This whole exercise has been trying to do a full verify from my local server, rather than over the network. I have it mostly figured out.
When the ‘test’ command goes and grabs a random database: I think I’ve tracked that back to when I first started using duplicati and was NOT using the server install. When I transitioned over to server with the help of some excellent articles (Migrating from User to Service install on Windows)
the database moved from c:\users\xyz\appdata\local\duplicati\ to \programdata\duplicati\data
However, what got left behind was the duplicati-server.sqlite in the old appdata location. For some reason the ‘test’ CLI command accesses that old location for a dbpath (maybe the default built-in to the code?), hence the error. Running ‘test’ from the GUI does not make the same mistake.
How did this divert to the ‘test’ command? There were many pieces above, but I don’t see that one there.
From CLI, the ‘test’ command (and probably any command) allocates a per-destination database for you.
The database for a given destination URL is noted in the dbconfig.json file, which can be edited if needed.
The true CLI (as opposed to GUI Commandline) is independent from the server, and should match server options, e.g. by using Export As Command-line as described earlier, unless CLI goal is to be independent.
The CLI DB path, while set and remembered for convenience, can be overridden using –dbpath if you like.
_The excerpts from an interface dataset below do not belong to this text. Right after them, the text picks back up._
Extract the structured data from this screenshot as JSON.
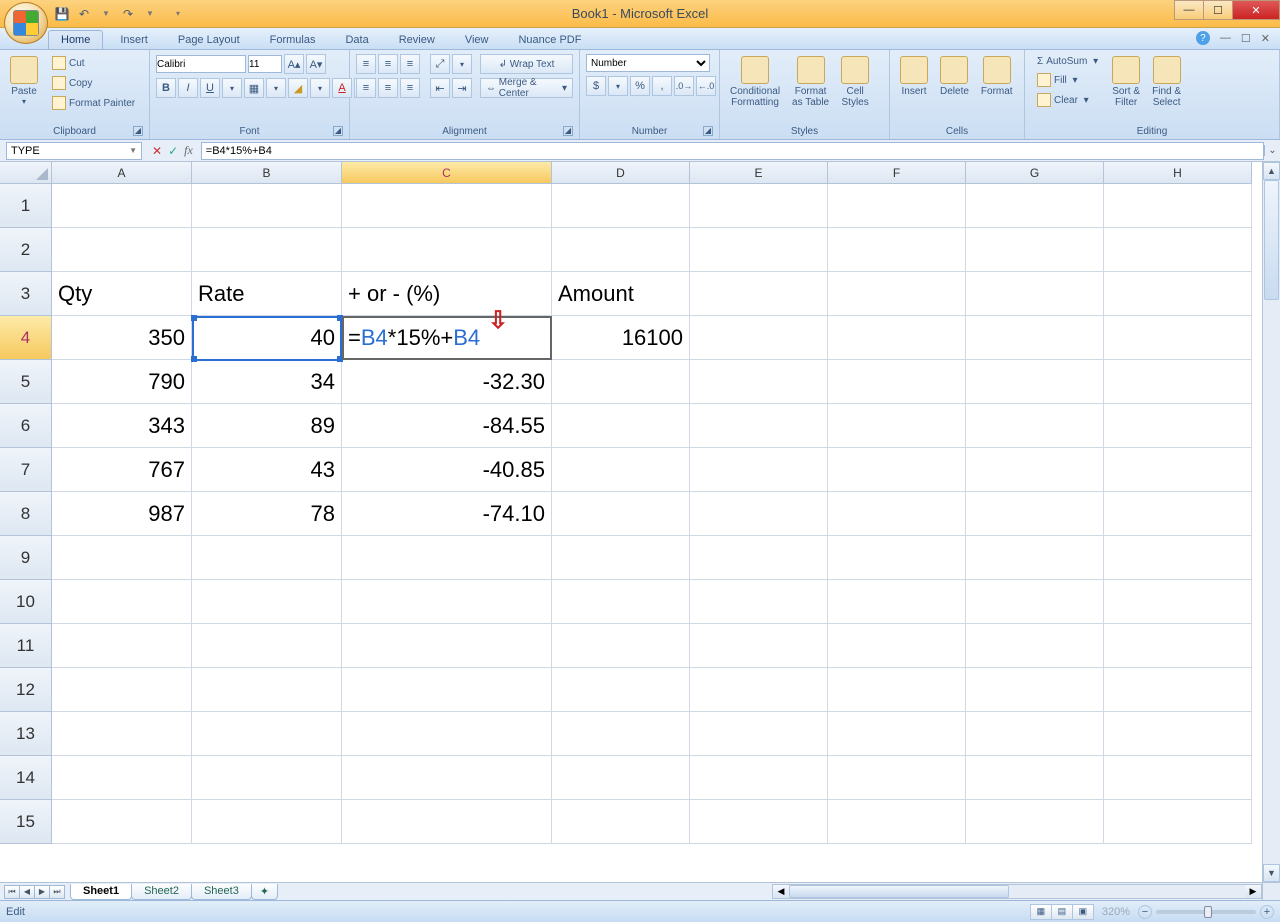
{
  "window": {
    "title": "Book1 - Microsoft Excel"
  },
  "qat": {
    "save": "save",
    "undo": "undo",
    "redo": "redo"
  },
  "tabs": [
    "Home",
    "Insert",
    "Page Layout",
    "Formulas",
    "Data",
    "Review",
    "View",
    "Nuance PDF"
  ],
  "active_tab": "Home",
  "ribbon": {
    "clipboard": {
      "label": "Clipboard",
      "paste": "Paste",
      "cut": "Cut",
      "copy": "Copy",
      "fp": "Format Painter"
    },
    "font": {
      "label": "Font",
      "name": "Calibri",
      "size": "11"
    },
    "alignment": {
      "label": "Alignment",
      "wrap": "Wrap Text",
      "merge": "Merge & Center"
    },
    "number": {
      "label": "Number",
      "format": "Number"
    },
    "styles": {
      "label": "Styles",
      "cf": "Conditional",
      "cf2": "Formatting",
      "fat": "Format",
      "fat2": "as Table",
      "cs": "Cell",
      "cs2": "Styles"
    },
    "cells": {
      "label": "Cells",
      "insert": "Insert",
      "delete": "Delete",
      "format": "Format"
    },
    "editing": {
      "label": "Editing",
      "autosum": "AutoSum",
      "fill": "Fill",
      "clear": "Clear",
      "sort": "Sort &",
      "sort2": "Filter",
      "find": "Find &",
      "find2": "Select"
    }
  },
  "namebox": "TYPE",
  "formula": "=B4*15%+B4",
  "formula_parts": {
    "p1": "=",
    "p2": "B4",
    "p3": "*15%+",
    "p4": "B4"
  },
  "columns": [
    "A",
    "B",
    "C",
    "D",
    "E",
    "F",
    "G",
    "H"
  ],
  "selected_col": "C",
  "selected_row": "4",
  "headers": {
    "A": "Qty",
    "B": "Rate",
    "C": "+ or - (%)",
    "D": "Amount"
  },
  "rows": [
    {
      "A": "350",
      "B": "40",
      "C": "=B4*15%+B4",
      "D": "16100"
    },
    {
      "A": "790",
      "B": "34",
      "C": "-32.30",
      "D": ""
    },
    {
      "A": "343",
      "B": "89",
      "C": "-84.55",
      "D": ""
    },
    {
      "A": "767",
      "B": "43",
      "C": "-40.85",
      "D": ""
    },
    {
      "A": "987",
      "B": "78",
      "C": "-74.10",
      "D": ""
    }
  ],
  "sheets": [
    "Sheet1",
    "Sheet2",
    "Sheet3"
  ],
  "active_sheet": "Sheet1",
  "status": {
    "mode": "Edit",
    "zoom": "320%"
  }
}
So is there a comment on the find command and other issues? This is more than just a DB-finding thing.